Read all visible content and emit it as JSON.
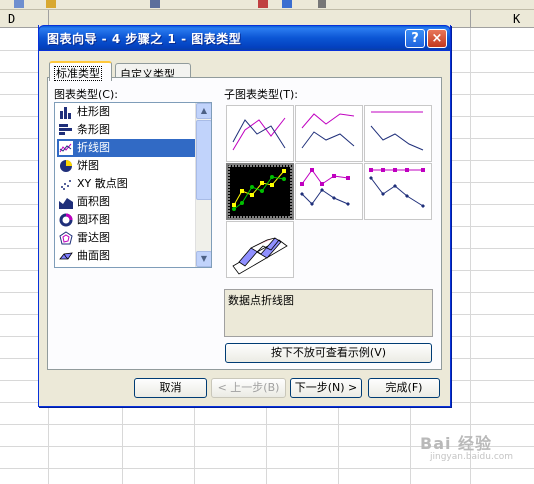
{
  "background": {
    "columns": [
      {
        "label": "D"
      },
      {
        "label": "K"
      }
    ]
  },
  "dialog": {
    "title": "图表向导 - 4 步骤之 1 - 图表类型",
    "help_label": "?",
    "close_label": "×",
    "tabs": [
      {
        "label": "标准类型",
        "active": true
      },
      {
        "label": "自定义类型",
        "active": false
      }
    ],
    "chart_type_label": "图表类型(C):",
    "subtype_label": "子图表类型(T):",
    "chart_types": [
      {
        "label": "柱形图",
        "icon": "column-chart-icon"
      },
      {
        "label": "条形图",
        "icon": "bar-chart-icon"
      },
      {
        "label": "折线图",
        "icon": "line-chart-icon",
        "selected": true
      },
      {
        "label": "饼图",
        "icon": "pie-chart-icon"
      },
      {
        "label": "XY 散点图",
        "icon": "scatter-chart-icon"
      },
      {
        "label": "面积图",
        "icon": "area-chart-icon"
      },
      {
        "label": "圆环图",
        "icon": "doughnut-chart-icon"
      },
      {
        "label": "雷达图",
        "icon": "radar-chart-icon"
      },
      {
        "label": "曲面图",
        "icon": "surface-chart-icon"
      }
    ],
    "description": "数据点折线图",
    "preview_button": "按下不放可查看示例(V)",
    "buttons": {
      "cancel": "取消",
      "back": "< 上一步(B)",
      "next": "下一步(N) >",
      "finish": "完成(F)"
    }
  },
  "colors": {
    "titlebar": "#0b55d4",
    "selection": "#316ac5",
    "dialog_bg": "#ece9d8"
  }
}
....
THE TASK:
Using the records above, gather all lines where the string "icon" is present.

SOLUTION:
        "icon": "column-chart-icon"
        "icon": "bar-chart-icon"
        "icon": "line-chart-icon",
        "icon": "pie-chart-icon"
        "icon": "scatter-chart-icon"
        "icon": "area-chart-icon"
        "icon": "doughnut-chart-icon"
        "icon": "radar-chart-icon"
        "icon": "surface-chart-icon"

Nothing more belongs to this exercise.